Stratfor has received multiple reports of U.S. and French military movements that we would like to highlight to our readers. These movements could have multiple explanations and might not be linked. But given the numerous ongoing crises specifically centered in North Africa and the Middle East, we consider these developments to be worth following.
According to a worldwide network of aircraft spotters and trackers, at least a dozen MC-130H, HC-130N, HC-130P and AC-130U military transport planes and gunships crossed the Atlantic Ocean on Sept. 13 heading eastbound. These aircraft are typically used for a variety of special tasks, including in close cooperation with special operations forces. The last reported stop for the aircraft was Souda Bay, Crete. It is unclear whether the aircraft have left Crete, but we are working on tracking them down.

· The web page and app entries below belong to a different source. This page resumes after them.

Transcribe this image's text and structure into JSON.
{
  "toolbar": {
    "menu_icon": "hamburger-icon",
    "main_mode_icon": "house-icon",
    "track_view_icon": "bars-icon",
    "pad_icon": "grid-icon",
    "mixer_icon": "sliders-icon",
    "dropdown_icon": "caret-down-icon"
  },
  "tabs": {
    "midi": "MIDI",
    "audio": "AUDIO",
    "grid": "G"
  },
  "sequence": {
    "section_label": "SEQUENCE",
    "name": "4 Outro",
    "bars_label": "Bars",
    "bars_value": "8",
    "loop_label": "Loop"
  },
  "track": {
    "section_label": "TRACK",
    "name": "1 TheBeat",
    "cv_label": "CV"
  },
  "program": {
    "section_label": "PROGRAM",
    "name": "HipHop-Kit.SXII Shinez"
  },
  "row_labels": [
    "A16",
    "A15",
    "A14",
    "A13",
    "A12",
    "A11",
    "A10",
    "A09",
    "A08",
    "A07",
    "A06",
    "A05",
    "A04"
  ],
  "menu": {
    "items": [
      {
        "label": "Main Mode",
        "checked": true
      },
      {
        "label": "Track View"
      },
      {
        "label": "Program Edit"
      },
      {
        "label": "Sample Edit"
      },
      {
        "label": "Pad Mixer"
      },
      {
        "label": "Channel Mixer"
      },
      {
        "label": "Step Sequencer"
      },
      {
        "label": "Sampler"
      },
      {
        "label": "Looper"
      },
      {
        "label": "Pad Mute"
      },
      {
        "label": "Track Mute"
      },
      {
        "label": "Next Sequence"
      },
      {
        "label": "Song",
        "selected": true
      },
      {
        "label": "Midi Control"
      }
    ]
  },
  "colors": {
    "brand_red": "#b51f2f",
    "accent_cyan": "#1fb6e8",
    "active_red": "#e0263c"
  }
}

Also on Sept. 24, The New York Times published an article stating that Iraq and the United States were negotiating an agreement that could result in the return of small units of U.S. soldiers to Iraq on training missions. At the request of the Iraqi government, according to U.S. Gen. Robert Caslen, a unit of Army special operations soldiers was recently deployed to Iraq to advise on counterterrorism and to help with intelligence. It is possible that at least some of the MC-130 aircraft previously mentioned were delivering these special operations troops to Iraq.
Another report on Sept. 24, this one by the Le Figaro French-language newspaper, said some 100 French special operations troops had been deployed in the sub-Saharan region to counteract militants in northern Mali. Le Figaro also reported that maritime patrol aircraft that can be used to collect intelligence will be deployed to the region and that commandos of the French navy will reinforce the French special operations troops.
All these deployments could be previously scheduled movements for training or part of ongoing operations. They also do not necessarily mean any one mission is imminent. The United States and France could simply be positioning military assets in a region that is rife with conflict and that may eventually require rapid military intervention or action.
Whatever the intent, these deployments, taken together, are too compelling to ignore. Given the fluid conflicts in North Africa, Syria and Afghanistan, as well as the current tensions with Iran, these movements and reports are important to highlight to our readers.